======== EXERCISE MATERIAL
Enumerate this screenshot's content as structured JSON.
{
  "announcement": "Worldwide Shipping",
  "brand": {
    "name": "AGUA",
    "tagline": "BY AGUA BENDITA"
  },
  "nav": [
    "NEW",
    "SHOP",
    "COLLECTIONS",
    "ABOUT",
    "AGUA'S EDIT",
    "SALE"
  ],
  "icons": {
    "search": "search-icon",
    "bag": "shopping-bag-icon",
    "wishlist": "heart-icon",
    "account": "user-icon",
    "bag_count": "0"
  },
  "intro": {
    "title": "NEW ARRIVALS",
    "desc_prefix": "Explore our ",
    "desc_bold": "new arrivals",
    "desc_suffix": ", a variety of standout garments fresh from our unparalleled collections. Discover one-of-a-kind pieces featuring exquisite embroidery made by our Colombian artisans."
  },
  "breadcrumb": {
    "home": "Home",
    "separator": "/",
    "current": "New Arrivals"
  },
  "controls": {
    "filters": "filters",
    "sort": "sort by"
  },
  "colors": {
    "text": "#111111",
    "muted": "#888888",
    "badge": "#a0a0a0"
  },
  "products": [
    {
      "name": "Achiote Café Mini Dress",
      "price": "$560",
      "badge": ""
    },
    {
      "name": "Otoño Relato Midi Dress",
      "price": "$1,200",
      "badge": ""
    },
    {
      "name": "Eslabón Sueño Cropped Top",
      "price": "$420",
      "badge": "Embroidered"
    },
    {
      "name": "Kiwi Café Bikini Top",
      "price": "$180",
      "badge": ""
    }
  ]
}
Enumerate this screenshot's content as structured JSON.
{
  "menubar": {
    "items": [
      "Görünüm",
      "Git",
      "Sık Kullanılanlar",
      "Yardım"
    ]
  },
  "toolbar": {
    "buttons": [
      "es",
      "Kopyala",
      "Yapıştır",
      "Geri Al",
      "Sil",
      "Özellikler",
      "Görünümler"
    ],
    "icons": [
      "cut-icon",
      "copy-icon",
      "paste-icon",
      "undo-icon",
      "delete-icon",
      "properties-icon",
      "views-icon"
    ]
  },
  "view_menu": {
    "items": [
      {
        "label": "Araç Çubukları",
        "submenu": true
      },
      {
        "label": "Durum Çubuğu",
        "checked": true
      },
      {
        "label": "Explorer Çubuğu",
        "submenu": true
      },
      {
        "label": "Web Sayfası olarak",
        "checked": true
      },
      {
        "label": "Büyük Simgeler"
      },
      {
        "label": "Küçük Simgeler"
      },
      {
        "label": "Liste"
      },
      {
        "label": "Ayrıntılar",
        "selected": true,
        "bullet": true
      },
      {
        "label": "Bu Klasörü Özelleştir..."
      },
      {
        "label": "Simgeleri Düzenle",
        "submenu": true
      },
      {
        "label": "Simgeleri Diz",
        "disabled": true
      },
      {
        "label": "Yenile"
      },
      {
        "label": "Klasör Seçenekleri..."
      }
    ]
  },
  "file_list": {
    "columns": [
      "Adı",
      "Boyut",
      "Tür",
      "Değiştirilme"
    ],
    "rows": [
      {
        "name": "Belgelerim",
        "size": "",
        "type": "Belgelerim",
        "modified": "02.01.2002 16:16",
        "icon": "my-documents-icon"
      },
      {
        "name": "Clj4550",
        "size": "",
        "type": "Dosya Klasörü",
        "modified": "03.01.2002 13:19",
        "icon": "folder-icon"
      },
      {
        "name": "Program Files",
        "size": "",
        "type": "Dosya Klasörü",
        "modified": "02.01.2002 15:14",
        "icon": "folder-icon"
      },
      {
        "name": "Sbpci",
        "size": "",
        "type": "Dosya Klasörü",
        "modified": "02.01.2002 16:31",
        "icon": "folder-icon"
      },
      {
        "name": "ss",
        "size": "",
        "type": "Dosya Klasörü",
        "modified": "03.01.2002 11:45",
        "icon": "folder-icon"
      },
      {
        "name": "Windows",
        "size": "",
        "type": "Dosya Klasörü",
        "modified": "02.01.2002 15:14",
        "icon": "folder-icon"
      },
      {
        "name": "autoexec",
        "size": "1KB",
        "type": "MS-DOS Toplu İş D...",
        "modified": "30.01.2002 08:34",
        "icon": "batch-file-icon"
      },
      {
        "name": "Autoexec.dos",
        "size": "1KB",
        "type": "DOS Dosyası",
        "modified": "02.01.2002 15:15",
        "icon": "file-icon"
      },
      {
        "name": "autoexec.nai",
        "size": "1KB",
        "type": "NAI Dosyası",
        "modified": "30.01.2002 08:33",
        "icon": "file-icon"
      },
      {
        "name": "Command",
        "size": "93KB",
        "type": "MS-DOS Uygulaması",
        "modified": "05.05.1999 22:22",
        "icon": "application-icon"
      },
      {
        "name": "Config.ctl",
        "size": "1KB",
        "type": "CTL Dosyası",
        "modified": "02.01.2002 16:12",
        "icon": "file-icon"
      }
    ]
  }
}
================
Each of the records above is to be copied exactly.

## TASK OUTPUT
Enumerate this screenshot's content as structured JSON.
{
  "announcement": "Worldwide Shipping",
  "brand": {
    "name": "AGUA",
    "tagline": "BY AGUA BENDITA"
  },
  "nav": [
    "NEW",
    "SHOP",
    "COLLECTIONS",
    "ABOUT",
    "AGUA'S EDIT",
    "SALE"
  ],
  "icons": {
    "search": "search-icon",
    "bag": "shopping-bag-icon",
    "wishlist": "heart-icon",
    "account": "user-icon",
    "bag_count": "0"
  },
  "intro": {
    "title": "NEW ARRIVALS",
    "desc_prefix": "Explore our ",
    "desc_bold": "new arrivals",
    "desc_suffix": ", a variety of standout garments fresh from our unparalleled collections. Discover one-of-a-kind pieces featuring exquisite embroidery made by our Colombian artisans."
  },
  "breadcrumb": {
    "home": "Home",
    "separator": "/",
    "current": "New Arrivals"
  },
  "controls": {
    "filters": "filters",
    "sort": "sort by"
  },
  "colors": {
    "text": "#111111",
    "muted": "#888888",
    "badge": "#a0a0a0"
  },
  "products": [
    {
      "name": "Achiote Café Mini Dress",
      "price": "$560",
      "badge": ""
    },
    {
      "name": "Otoño Relato Midi Dress",
      "price": "$1,200",
      "badge": ""
    },
    {
      "name": "Eslabón Sueño Cropped Top",
      "price": "$420",
      "badge": "Embroidered"
    },
    {
      "name": "Kiwi Café Bikini Top",
      "price": "$180",
      "badge": ""
    }
  ]
}
Enumerate this screenshot's content as structured JSON.
{
  "menubar": {
    "items": [
      "Görünüm",
      "Git",
      "Sık Kullanılanlar",
      "Yardım"
    ]
  },
  "toolbar": {
    "buttons": [
      "es",
      "Kopyala",
      "Yapıştır",
      "Geri Al",
      "Sil",
      "Özellikler",
      "Görünümler"
    ],
    "icons": [
      "cut-icon",
      "copy-icon",
      "paste-icon",
      "undo-icon",
      "delete-icon",
      "properties-icon",
      "views-icon"
    ]
  },
  "view_menu": {
    "items": [
      {
        "label": "Araç Çubukları",
        "submenu": true
      },
      {
        "label": "Durum Çubuğu",
        "checked": true
      },
      {
        "label": "Explorer Çubuğu",
        "submenu": true
      },
      {
        "label": "Web Sayfası olarak",
        "checked": true
      },
      {
        "label": "Büyük Simgeler"
      },
      {
        "label": "Küçük Simgeler"
      },
      {
        "label": "Liste"
      },
      {
        "label": "Ayrıntılar",
        "selected": true,
        "bullet": true
      },
      {
        "label": "Bu Klasörü Özelleştir..."
      },
      {
        "label": "Simgeleri Düzenle",
        "submenu": true
      },
      {
        "label": "Simgeleri Diz",
        "disabled": true
      },
      {
        "label": "Yenile"
      },
      {
        "label": "Klasör Seçenekleri..."
      }
    ]
  },
  "file_list": {
    "columns": [
      "Adı",
      "Boyut",
      "Tür",
      "Değiştirilme"
    ],
    "rows": [
      {
        "name": "Belgelerim",
        "size": "",
        "type": "Belgelerim",
        "modified": "02.01.2002 16:16",
        "icon": "my-documents-icon"
      },
      {
        "name": "Clj4550",
        "size": "",
        "type": "Dosya Klasörü",
        "modified": "03.01.2002 13:19",
        "icon": "folder-icon"
      },
      {
        "name": "Program Files",
        "size": "",
        "type": "Dosya Klasörü",
        "modified": "02.01.2002 15:14",
        "icon": "folder-icon"
      },
      {
        "name": "Sbpci",
        "size": "",
        "type": "Dosya Klasörü",
        "modified": "02.01.2002 16:31",
        "icon": "folder-icon"
      },
      {
        "name": "ss",
        "size": "",
        "type": "Dosya Klasörü",
        "modified": "03.01.2002 11:45",
        "icon": "folder-icon"
      },
      {
        "name": "Windows",
        "size": "",
        "type": "Dosya Klasörü",
        "modified": "02.01.2002 15:14",
        "icon": "folder-icon"
      },
      {
        "name": "autoexec",
        "size": "1KB",
        "type": "MS-DOS Toplu İş D...",
        "modified": "30.01.2002 08:34",
        "icon": "batch-file-icon"
      },
      {
        "name": "Autoexec.dos",
        "size": "1KB",
        "type": "DOS Dosyası",
        "modified": "02.01.2002 15:15",
        "icon": "file-icon"
      },
      {
        "name": "autoexec.nai",
        "size": "1KB",
        "type": "NAI Dosyası",
        "modified": "30.01.2002 08:33",
        "icon": "file-icon"
      },
      {
        "name": "Command",
        "size": "93KB",
        "type": "MS-DOS Uygulaması",
        "modified": "05.05.1999 22:22",
        "icon": "application-icon"
      },
      {
        "name": "Config.ctl",
        "size": "1KB",
        "type": "CTL Dosyası",
        "modified": "02.01.2002 16:12",
        "icon": "file-icon"
      }
    ]
  }
}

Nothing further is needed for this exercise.